However, when dealing with lawn and soil cracks, prevention is key and the causal factors listed above should be considered when employing preventative measures.
Here are some preventative measures.
|Soil type||Check the soil type and ensure it is of a loamy nature|
|Grass blade length||Grass blades should be between 1 to 2 inches|
|Soil Compaction||Minimize traffic on the lawn areas to prevent soil compaction|
|Watering||Apply a consistent watering schedule of 2 to 3 inches of water per week is ideal|
|Fertilizer||Don’t over-apply fertilizer which may run the risk of killing the grass and exposing the soil|
How do I keep Moisture in my Lawn?
How do you keep clay soil from cracking? The only way to keep a lawn from cracking is to keep moisture within the soil.
This significantly reduces a stressed lawn and the signs and symptoms associated with stress.
Moisture levels can be promoted in the soil by creating a loamy soil mixture for the grass to grow. A loam mixture primarily consists of sand, silt, and clay which makes use of the properties (particular distance) of each soil type.
The Ideal Loam Soil Mixture
The ideal soil mixture for lawns is a medium loam, with proportions (by weight) of 40% sand, 40% silt and 20% clay. This mix holds nutrients, the right amount of moisture within its structure and allows excess water to drain freely.
The Sand is the largest-sized particle within the mix and allows for the maximum amount of water to be let out.
Sand has a particular distance that ranges between 0.074mm to 0.42mm for coarse sand and 0.42 to 2mm for fine sand.
Additionally, it has the least amount of nutrients within its structure as most of it is leached as the water passes through it.
The silt consists of medium-sized particles with slightly better water retention than sand and also has more nutrients than that clay. It has a smooth or floury texture.
This is mainly due to the distance between particles which ranges from 0.074mm to 0.005mm.
Lastly, the clay in the loam mixture has the highest amount of nutrients within its structure since it does not readily allow water to freely drain.
The particular distance in clay is the smallest of the three and ranges, 0.005mm to 0.001mm between particles.
In order to keep the moisture within the soil for lawns, you should have a consistent and routine watering schedule that would provide the required amount of water to prevent the soil from cracking.
Applying water via a sprinkler system preprogrammed to come on for about two or three times a week for 15 minutes should provide enough water to promote healthy grass root growth.
This watering schedule should deliver between 2 to 3 inches of water to your lawn depending on the number of sprinklers you employ during the process.
A Simple Way to Test your Soil’s Contents
A very simple way to test the structure of your soil is to
- place a sample of soil into a glass jar filled with about 50% water.
- Shake the soil and water until the soil completely dissolves into the water.
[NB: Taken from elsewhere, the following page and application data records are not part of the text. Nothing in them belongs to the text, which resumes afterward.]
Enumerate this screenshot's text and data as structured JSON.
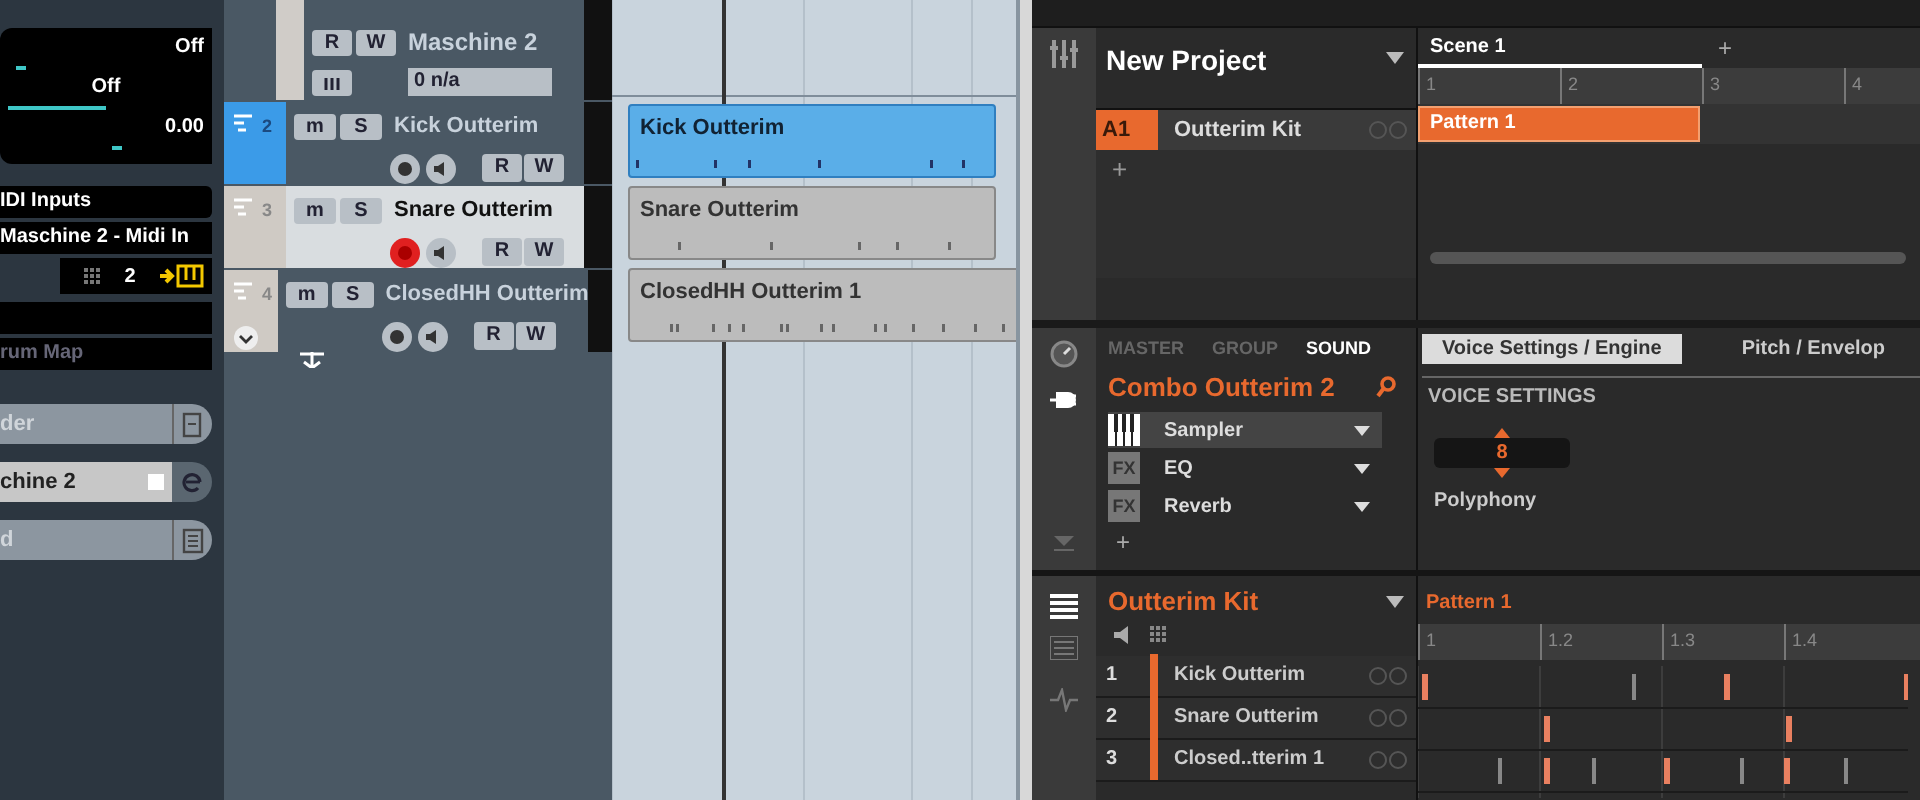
{
  "inspector": {
    "sliders": [
      {
        "kind": "thumb",
        "value": "Off",
        "level": 0.04
      },
      {
        "kind": "fill",
        "value": "Off",
        "level": 0.5
      },
      {
        "kind": "thumb",
        "value": "0.00",
        "level": 0.53
      }
    ],
    "midi": {
      "label": "IDI Inputs",
      "device": "Maschine 2 - Midi In",
      "channel": "2",
      "map": "rum Map"
    },
    "buttons": [
      {
        "label": "der",
        "kind": "frame",
        "selected": false
      },
      {
        "label": "chine 2",
        "kind": "edit",
        "selected": true
      },
      {
        "label": "d",
        "kind": "notes",
        "selected": false
      }
    ]
  },
  "top_track": {
    "name": "Maschine 2",
    "output": "0 n/a",
    "buttons": [
      "R",
      "W"
    ]
  },
  "tracks": [
    {
      "number": "2",
      "name": "Kick Outterim",
      "selected": true,
      "highlighted": false,
      "record": false,
      "expandable": false,
      "buttons": [
        "m",
        "S",
        "R",
        "W"
      ]
    },
    {
      "number": "3",
      "name": "Snare Outterim",
      "selected": false,
      "highlighted": true,
      "record": true,
      "expandable": false,
      "buttons": [
        "m",
        "S",
        "R",
        "W"
      ]
    },
    {
      "number": "4",
      "name": "ClosedHH Outterim",
      "selected": false,
      "highlighted": false,
      "record": false,
      "expandable": true,
      "buttons": [
        "m",
        "S",
        "R",
        "W"
      ]
    }
  ],
  "events": [
    {
      "name": "Kick Outterim",
      "selected": true
    },
    {
      "name": "Snare Outterim",
      "selected": false
    },
    {
      "name": "ClosedHH Outterim 1",
      "selected": false
    }
  ],
  "maschine": {
    "project": "New Project",
    "scenes": [
      {
        "label": "Scene 1",
        "selected": true
      }
    ],
    "add_scene": "+",
    "ruler": [
      "1",
      "2",
      "3",
      "4"
    ],
    "groups": [
      {
        "slot": "A1",
        "name": "Outterim Kit",
        "selected": true
      }
    ],
    "add_group": "+",
    "clips": [
      "Pattern 1"
    ],
    "sound_tabs": [
      {
        "label": "MASTER",
        "selected": false
      },
      {
        "label": "GROUP",
        "selected": false
      },
      {
        "label": "SOUND",
        "selected": true
      }
    ],
    "sound_name": "Combo Outterim 2",
    "modules": [
      {
        "kind": "instrument",
        "name": "Sampler",
        "selected": true
      },
      {
        "kind": "fx",
        "badge": "FX",
        "name": "EQ",
        "selected": false
      },
      {
        "kind": "fx",
        "badge": "FX",
        "name": "Reverb",
        "selected": false
      }
    ],
    "add_module": "+",
    "pages": [
      {
        "label": "Voice Settings / Engine",
        "selected": true
      },
      {
        "label": "Pitch / Envelop",
        "selected": false
      }
    ],
    "section": "VOICE SETTINGS",
    "polyphony": {
      "value": "8",
      "label": "Polyphony"
    },
    "kit": "Outterim Kit",
    "pattern": "Pattern 1",
    "pattern_ruler": [
      "1",
      "1.2",
      "1.3",
      "1.4"
    ],
    "sounds": [
      {
        "number": "1",
        "name": "Kick Outterim"
      },
      {
        "number": "2",
        "name": "Snare Outterim"
      },
      {
        "number": "3",
        "name": "Closed..tterim 1"
      }
    ]
  }
}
The resulting mixture would look dark brown as it swirls and mixes.
- Give the mixture some time for the different soil types to settle.
- As the mixture begins to settle you would notice that the different types of soil will begin to stratify into layers.
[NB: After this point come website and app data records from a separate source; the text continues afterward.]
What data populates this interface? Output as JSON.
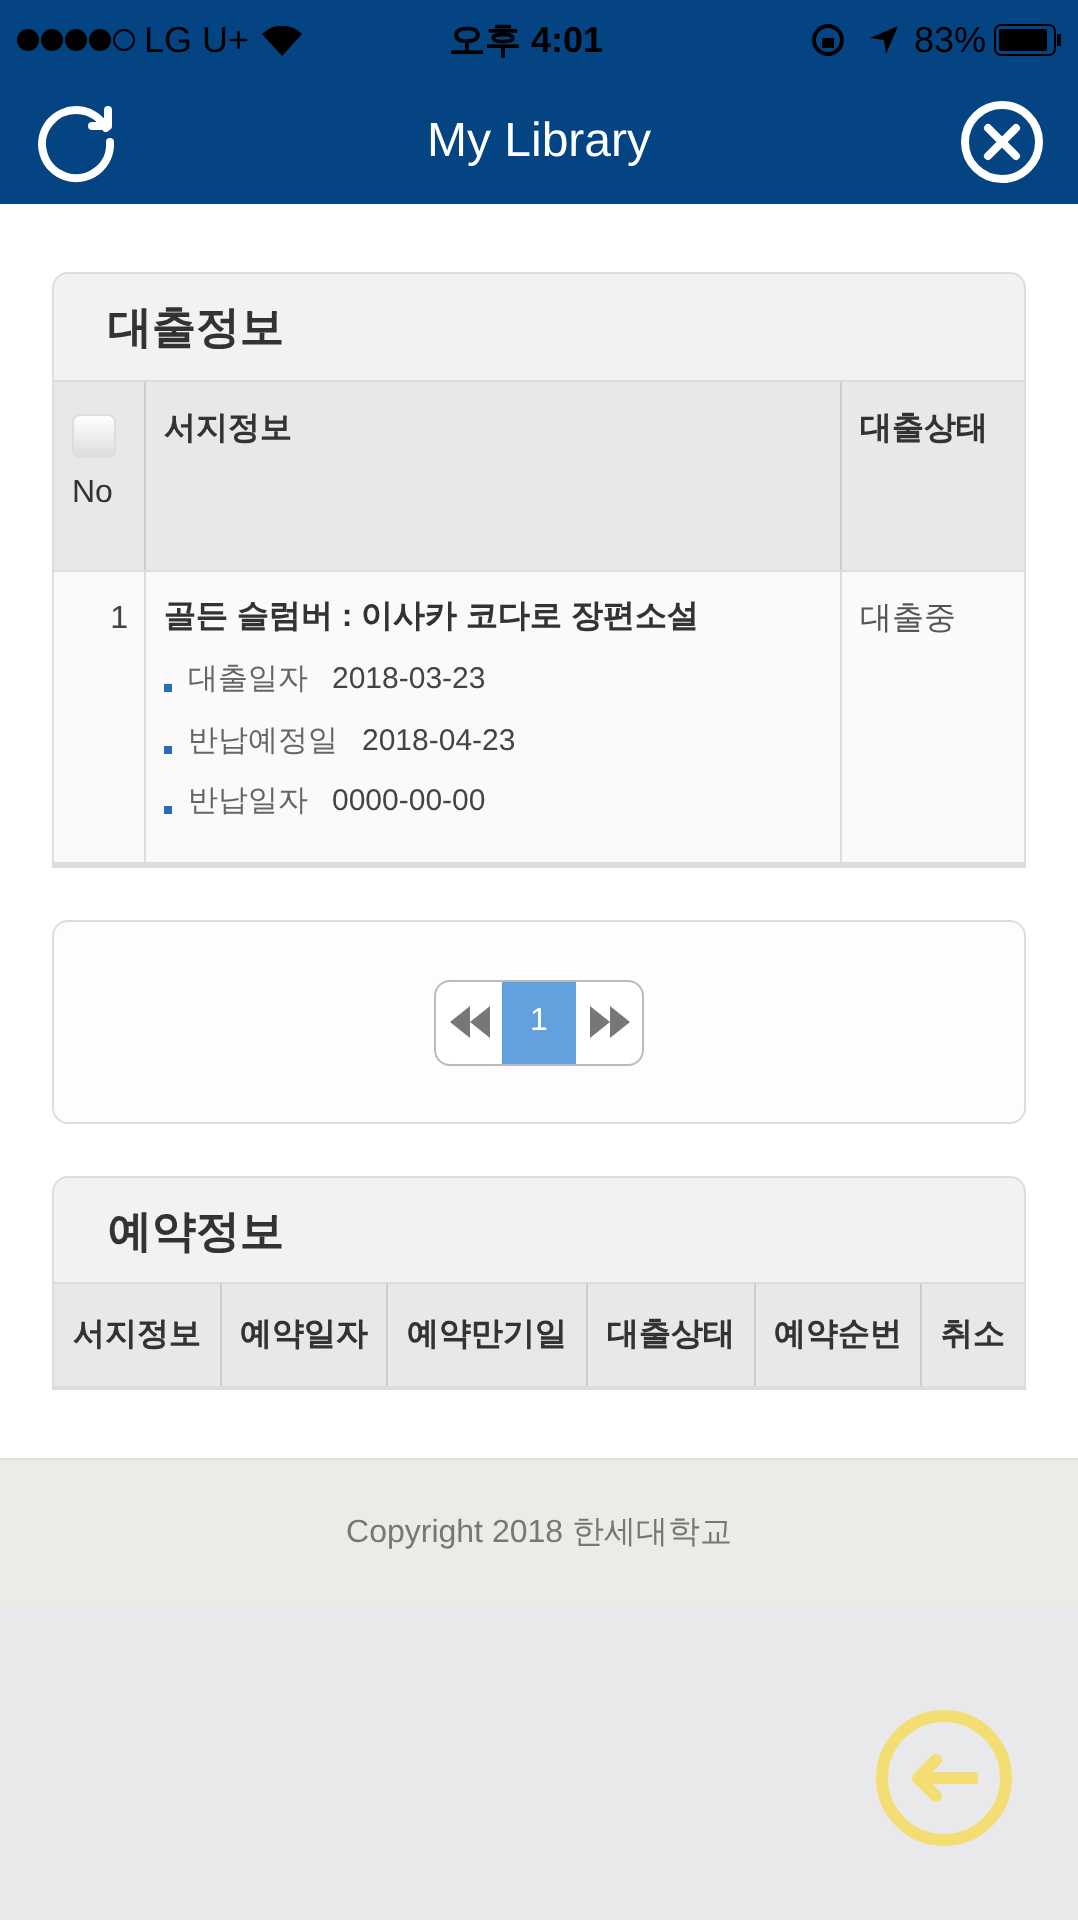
{
  "status_bar": {
    "carrier": "LG U+",
    "time": "오후 4:01",
    "battery": "83%"
  },
  "header": {
    "title": "My Library"
  },
  "loans": {
    "title": "대출정보",
    "select_all": {
      "checked": false
    },
    "columns": [
      "No",
      "서지정보",
      "대출상태"
    ],
    "rows": [
      {
        "no": "1",
        "title": "골든 슬럼버 : 이사카 코다로 장편소설",
        "details": [
          {
            "label": "대출일자",
            "value": "2018-03-23"
          },
          {
            "label": "반납예정일",
            "value": "2018-04-23"
          },
          {
            "label": "반납일자",
            "value": "0000-00-00"
          }
        ],
        "status": "대출중"
      }
    ]
  },
  "pagination": {
    "pages": [
      {
        "label": "1",
        "selected": true
      }
    ]
  },
  "reservations": {
    "title": "예약정보",
    "columns": [
      "서지정보",
      "예약일자",
      "예약만기일",
      "대출상태",
      "예약순번",
      "취소"
    ]
  },
  "footer": {
    "copyright": "Copyright 2018 한세대학교"
  }
}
Starting from the bottom you will notice small stones or gravel then the soil clay as it is the heaviest. This is then followed by the sand and then the silt, which is the lightest of them all.
The remaining water which is not absorbed by the soil then sits at the top.
A measurement of the height of the different layers will give you a good idea of the composition of the soil in your lawn.
This will help in evaluating whether or not you should amend the soil by adding sand or silt to the mix. If you choose to go that route.
Why is my Grass Cracking?
This is a common query used when someone is looking for the reason why the lawn or soil beneath it is cracking.
It really reverts back to the same answer which is lack of proper soil water content due to the type of soil, weather conditions or the grass density planted on the soil.